▸ **Exercise details**:
Every record must come back unchanged, apart from the pictures, which are dropped.

[Opening Information provided section]

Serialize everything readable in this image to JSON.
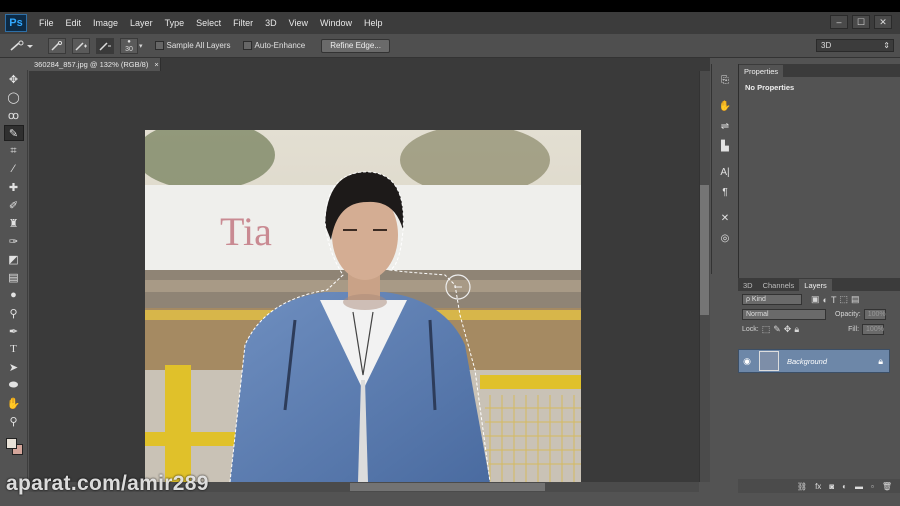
{
  "app": {
    "logo": "Ps"
  },
  "menu": [
    "File",
    "Edit",
    "Image",
    "Layer",
    "Type",
    "Select",
    "Filter",
    "3D",
    "View",
    "Window",
    "Help"
  ],
  "window_controls": [
    "–",
    "☐",
    "✕"
  ],
  "options": {
    "brush_size": "30",
    "sample_all_layers": "Sample All Layers",
    "auto_enhance": "Auto-Enhance",
    "refine_edge": "Refine Edge...",
    "workspace": "3D"
  },
  "document": {
    "tab_title": "360284_857.jpg @ 132% (RGB/8)",
    "close": "×",
    "sign_text_left": "Tia"
  },
  "properties": {
    "tab": "Properties",
    "body": "No Properties"
  },
  "layers": {
    "tabs": [
      "3D",
      "Channels",
      "Layers"
    ],
    "kind_label": "ρ Kind",
    "blend_mode": "Normal",
    "opacity_label": "Opacity:",
    "opacity_value": "100%",
    "lock_label": "Lock:",
    "fill_label": "Fill:",
    "fill_value": "100%",
    "layer_name": "Background"
  },
  "watermark": "aparat.com/amir289",
  "colors": {
    "accent": "#31a8ff",
    "selected_layer": "#6d87a8",
    "foreground": "#e9e2d8",
    "background": "#d4a59a"
  },
  "icons": {
    "tools": [
      "move-icon",
      "marquee-icon",
      "lasso-icon",
      "quick-selection-icon",
      "crop-icon",
      "eyedropper-icon",
      "spot-heal-icon",
      "brush-icon",
      "clone-stamp-icon",
      "history-brush-icon",
      "eraser-icon",
      "gradient-icon",
      "blur-icon",
      "dodge-icon",
      "pen-icon",
      "type-icon",
      "path-select-icon",
      "shape-icon",
      "hand-icon",
      "zoom-icon"
    ],
    "strip": [
      "history-icon",
      "actions-icon",
      "adjustments-icon",
      "styles-icon",
      "character-icon",
      "paragraph-icon",
      "tool-presets-icon",
      "clone-source-icon"
    ]
  }
}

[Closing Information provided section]

▸ **Response to the exercise**:
Serialize everything readable in this image to JSON.
{
  "app": {
    "logo": "Ps"
  },
  "menu": [
    "File",
    "Edit",
    "Image",
    "Layer",
    "Type",
    "Select",
    "Filter",
    "3D",
    "View",
    "Window",
    "Help"
  ],
  "window_controls": [
    "–",
    "☐",
    "✕"
  ],
  "options": {
    "brush_size": "30",
    "sample_all_layers": "Sample All Layers",
    "auto_enhance": "Auto-Enhance",
    "refine_edge": "Refine Edge...",
    "workspace": "3D"
  },
  "document": {
    "tab_title": "360284_857.jpg @ 132% (RGB/8)",
    "close": "×",
    "sign_text_left": "Tia"
  },
  "properties": {
    "tab": "Properties",
    "body": "No Properties"
  },
  "layers": {
    "tabs": [
      "3D",
      "Channels",
      "Layers"
    ],
    "kind_label": "ρ Kind",
    "blend_mode": "Normal",
    "opacity_label": "Opacity:",
    "opacity_value": "100%",
    "lock_label": "Lock:",
    "fill_label": "Fill:",
    "fill_value": "100%",
    "layer_name": "Background"
  },
  "watermark": "aparat.com/amir289",
  "colors": {
    "accent": "#31a8ff",
    "selected_layer": "#6d87a8",
    "foreground": "#e9e2d8",
    "background": "#d4a59a"
  },
  "icons": {
    "tools": [
      "move-icon",
      "marquee-icon",
      "lasso-icon",
      "quick-selection-icon",
      "crop-icon",
      "eyedropper-icon",
      "spot-heal-icon",
      "brush-icon",
      "clone-stamp-icon",
      "history-brush-icon",
      "eraser-icon",
      "gradient-icon",
      "blur-icon",
      "dodge-icon",
      "pen-icon",
      "type-icon",
      "path-select-icon",
      "shape-icon",
      "hand-icon",
      "zoom-icon"
    ],
    "strip": [
      "history-icon",
      "actions-icon",
      "adjustments-icon",
      "styles-icon",
      "character-icon",
      "paragraph-icon",
      "tool-presets-icon",
      "clone-source-icon"
    ]
  }
}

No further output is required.